It is evident that Cherokees love their peaches. The fruit trees allowed the Cherokees to reduce their dependence on native fruits like mulberries, paw paws and persimmons. They fed their excess to hogs and Cherokees traveling could help themselves to the bounty of fruit they found in their neighbors orchards. This wasn’t at all uncommon and the practice of communal sharing continued to modern times. My grandmother had two peach trees in her garden, one in each corner on the west side. One day I came out of the house and the neighbor was standing outside the garden fence with five or six peaches rolled up in the tail of his shirt. I went back inside and told my grandmother he was stealing the peaches. She laughed and said “he only wants enough for a cobbler. There will be plenty left for us.” She was right. When it came time to put up the peaches, my mother came over and helped her peel and slice all those peaches. There were more than plenty. By the end you’d wished he’d taken a few more.
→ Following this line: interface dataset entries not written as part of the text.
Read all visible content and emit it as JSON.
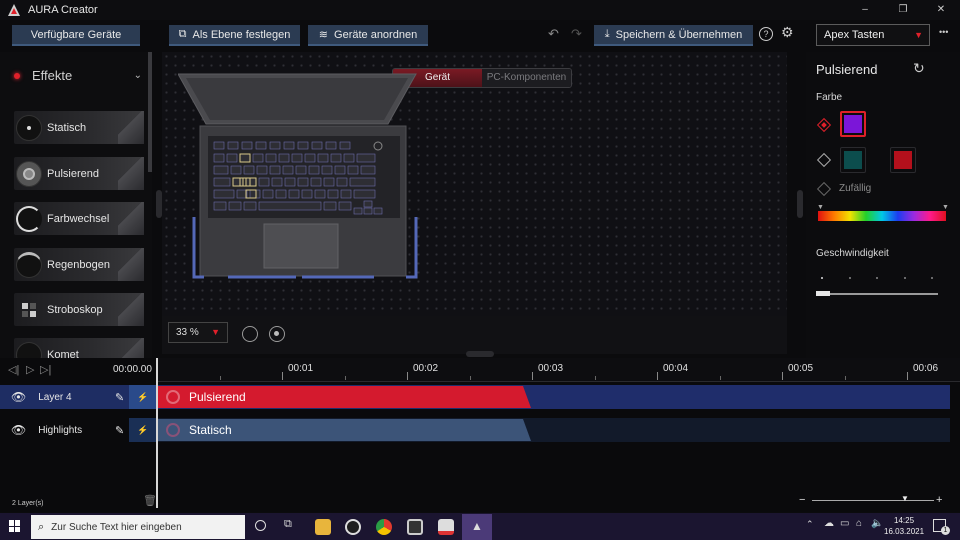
{
  "window": {
    "title": "AURA Creator",
    "controls": [
      "–",
      "❐",
      "✕"
    ]
  },
  "toolbar": {
    "devices_label": "Verfügbare Geräte",
    "set_layer_label": "Als Ebene festlegen",
    "arrange_label": "Geräte anordnen",
    "save_label": "Speichern & Übernehmen",
    "profile_value": "Apex Tasten",
    "more_label": "•••"
  },
  "effects": {
    "header": "Effekte",
    "items": [
      {
        "label": "Statisch",
        "icon": "static-icon"
      },
      {
        "label": "Pulsierend",
        "icon": "pulse-icon"
      },
      {
        "label": "Farbwechsel",
        "icon": "color-cycle-icon"
      },
      {
        "label": "Regenbogen",
        "icon": "rainbow-icon"
      },
      {
        "label": "Stroboskop",
        "icon": "strobe-icon"
      },
      {
        "label": "Komet",
        "icon": "comet-icon"
      }
    ]
  },
  "canvas": {
    "tabs": [
      {
        "label": "Gerät",
        "active": true
      },
      {
        "label": "PC-Komponenten",
        "active": false
      }
    ],
    "zoom": "33 %"
  },
  "properties": {
    "title": "Pulsierend",
    "color_label": "Farbe",
    "colors": {
      "selected": "#7b16d8",
      "option_a": "#0c4d4d",
      "option_b": "#b3101c"
    },
    "random_label": "Zufällig",
    "speed_label": "Geschwindigkeit",
    "speed_level": 0
  },
  "timeline": {
    "timecode": "00:00.00",
    "ticks": [
      "00:01",
      "00:02",
      "00:03",
      "00:04",
      "00:05",
      "00:06"
    ],
    "layers": [
      {
        "name": "Layer 4",
        "effect": "Pulsierend",
        "color": "#d41a2e",
        "track_color": "#1f2d6b"
      },
      {
        "name": "Highlights",
        "effect": "Statisch",
        "color": "#3c5478",
        "track_color": "#121a2a"
      }
    ],
    "layer_count": "2 Layer(s)"
  },
  "taskbar": {
    "search_placeholder": "Zur Suche Text hier eingeben",
    "time": "14:25",
    "date": "16.03.2021",
    "notification_count": "1"
  }
}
Some of my fondest memories are those canned peaches. After Sunday dinner my grandmother would bring out the peach cobbler made from those canned peaches. We didn’t care that the old oven had made the house so hot we had to open the kitchen door…and front door…and at times a couple of windows. Sometimes, especially in the summer, she’d just open up a jar of peaches and that was dessert, a sweet bowl of home canned peaches, sprinkled with a little cinnamon or mixed with a splash of heavy cream, or both. It seems there were always peaches around. She even left a small bowl of peaches on the dining room table, under a white flour-sack dish cloth. “Those are for the little people”, she said, “Keeps them from making trouble.” Peaches had become woven into the fabric of Cherokee culture.

“Wilder than a peach orchard boar.”
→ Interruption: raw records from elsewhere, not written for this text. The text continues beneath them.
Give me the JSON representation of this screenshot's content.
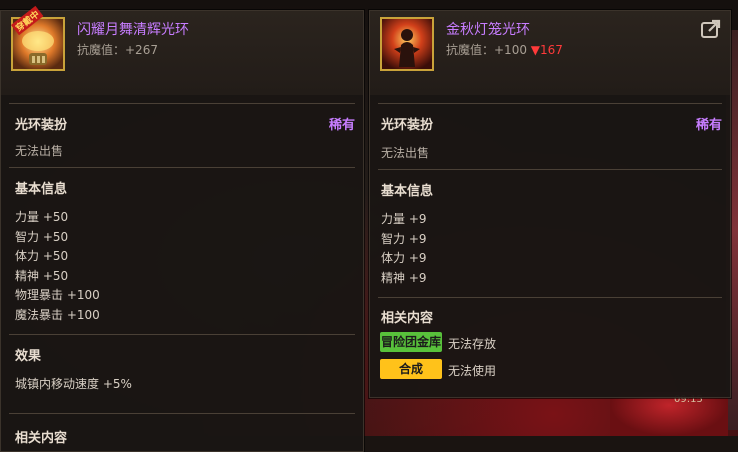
{
  "left_tooltip": {
    "item_name": "闪耀月舞清辉光环",
    "new_tag": "穿戴中",
    "resistance": "抗魔值：+267",
    "category": "光环装扮",
    "rarity": "稀有",
    "trade": "无法出售",
    "basic_info_title": "基本信息",
    "stats": [
      "力量 +50",
      "智力 +50",
      "体力 +50",
      "精神 +50",
      "物理暴击 +100",
      "魔法暴击 +100"
    ],
    "effect_title": "效果",
    "effect_text": "城镇内移动速度 +5%",
    "related_title": "相关内容"
  },
  "right_tooltip": {
    "item_name": "金秋灯笼光环",
    "resistance": "抗魔值：+100",
    "resistance_delta": "▼167",
    "category": "光环装扮",
    "rarity": "稀有",
    "trade": "无法出售",
    "basic_info_title": "基本信息",
    "stats": [
      "力量 +9",
      "智力 +9",
      "体力 +9",
      "精神 +9"
    ],
    "related_title": "相关内容",
    "related": [
      {
        "button": "冒险团金库",
        "status": "无法存放"
      },
      {
        "button": "合成",
        "status": "无法使用"
      }
    ]
  },
  "background": {
    "timer_text": "09:15"
  },
  "colors": {
    "rarity_purple": "#c77dff",
    "delta_red": "#ff3a3a",
    "button_green": "#58c13b",
    "button_yellow": "#ffc21a"
  }
}
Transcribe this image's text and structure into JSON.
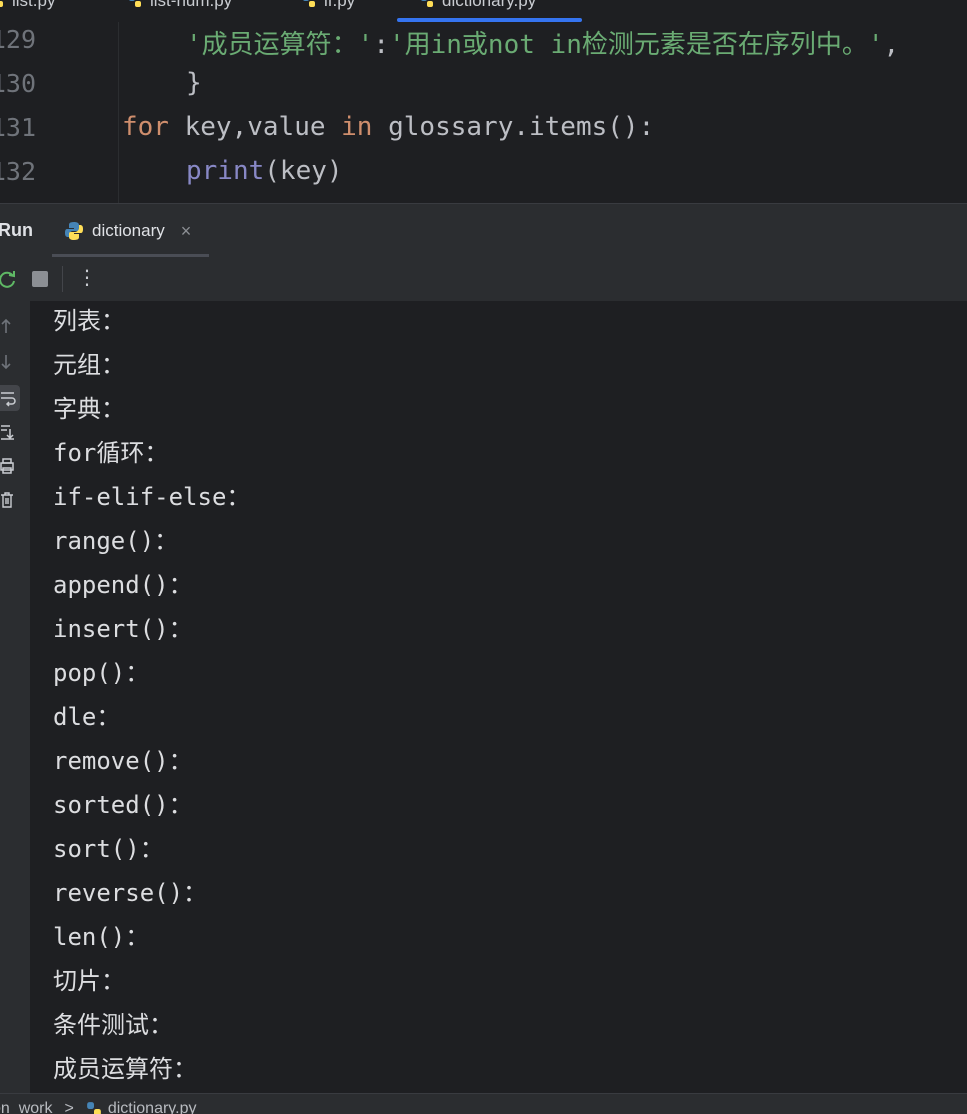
{
  "editor_tabs": [
    {
      "label": "list.py"
    },
    {
      "label": "list-num.py"
    },
    {
      "label": "if.py"
    },
    {
      "label": "dictionary.py"
    }
  ],
  "editor": {
    "lines": [
      {
        "number": "129",
        "text_parts": [
          "'成员运算符：'",
          ":",
          "'用in或not in检测元素是否在序列中。'",
          ","
        ]
      },
      {
        "number": "130",
        "text": "}"
      },
      {
        "number": "131",
        "keyword_for": "for",
        "vars": " key,value ",
        "keyword_in": "in",
        "rest": " glossary.items():"
      },
      {
        "number": "132",
        "builtin": "print",
        "rest": "(key)"
      }
    ]
  },
  "run_panel": {
    "title": "Run",
    "tab_label": "dictionary",
    "close_glyph": "×"
  },
  "toolbar": {
    "rerun_icon": "rerun-icon",
    "stop_icon": "stop-icon",
    "more_glyph": "⋮"
  },
  "console_output": [
    "列表：",
    "元组：",
    "字典：",
    "for循环：",
    "if-elif-else：",
    "range()：",
    "append()：",
    "insert()：",
    "pop()：",
    "dle：",
    "remove()：",
    "sorted()：",
    "sort()：",
    "reverse()：",
    "len()：",
    "切片：",
    "条件测试：",
    "成员运算符："
  ],
  "status_bar": {
    "crumb_1": "on_work",
    "separator": ">",
    "crumb_2": "dictionary.py"
  },
  "colors": {
    "background": "#1e1f22",
    "panel": "#2b2d30",
    "keyword": "#cf8e6d",
    "string": "#6aab73",
    "builtin": "#8888c6",
    "accent": "#3574f0"
  }
}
One day I was talking to my father about the son of a neighbor. He shook his head and said “that boy’s turned out wilder than a peach orchard boar.” Even without explanation I knew what he meant. A visual image in my head came of something out of control, stumbling and staggering. The phrase comes from the fact that if hogs eat the rotting, fermenting peach fruit that has fallen to the ground, they actually get drunk, stagger around, fall down, and run into things. A few days later it dawned on me the significance of the statement in terms of Cherokee culture. Firstly, the saying is thoroughly southern, in the way Southerners use metaphor to literally picture emotion. You won’t likely hear that saying in Minnesota or New York State. Secondly, it is a reflection of the southern flavor of Cherokee culture OR the Cherokee flavor of southern culture. The saying is a hold-over from the time in Cherokee, and southern culture in general, when folks were familiar and comfortable with the nature of their surroundings and the things in it.
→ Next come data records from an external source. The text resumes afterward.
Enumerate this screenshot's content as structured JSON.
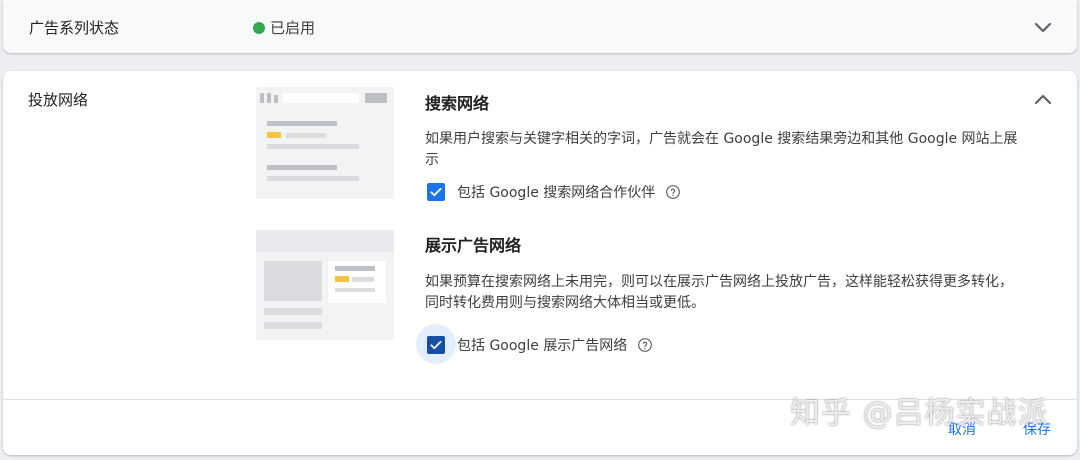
{
  "campaign_status": {
    "label": "广告系列状态",
    "value": "已启用",
    "dot_color": "#34a853"
  },
  "network": {
    "label": "投放网络",
    "search": {
      "title": "搜索网络",
      "description": "如果用户搜索与关键字相关的字词，广告就会在 Google 搜索结果旁边和其他 Google 网站上展示",
      "checkbox_label": "包括 Google 搜索网络合作伙伴",
      "checked": true
    },
    "display": {
      "title": "展示广告网络",
      "description": "如果预算在搜索网络上未用完，则可以在展示广告网络上投放广告，这样能轻松获得更多转化，同时转化费用则与搜索网络大体相当或更低。",
      "checkbox_label": "包括 Google 展示广告网络",
      "checked": true
    }
  },
  "actions": {
    "cancel": "取消",
    "save": "保存"
  },
  "watermark": "知乎 @吕杨实战派",
  "colors": {
    "accent": "#1a73e8",
    "checkbox_focused": "#174ea6",
    "highlight": "#f6c344"
  },
  "icons": {
    "expand": "chevron-down-icon",
    "collapse": "chevron-up-icon",
    "help": "help-circle-icon",
    "check": "check-icon"
  }
}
Cherokees love them some peaches.

While peaches are not indigenous to Cherokee country, the Cherokees have made the sweet, juicy fruit their own. One could argue that Georgia would not be the Peach State, without the vast orchards of peaches left behind by the Cherokees when they were removed to Indian Territory. Peaches remain a staple of the Cherokee culinary experience. Ask a Cherokee what their favorite dessert is and one of the top three answers will be peach cobbler.  There’s even a festival to get your fill of everything peach. Every year, since 1960, the town of Porter, Oklahoma, located on the boundary between the Creek and Cherokee Nations, hosts the Porter Peach Festival. Check it out. If you can’t make it to the festival, you’re still in luck. Try a simple but mouthwatering recipe for Brown Sugar Grilled Peaches.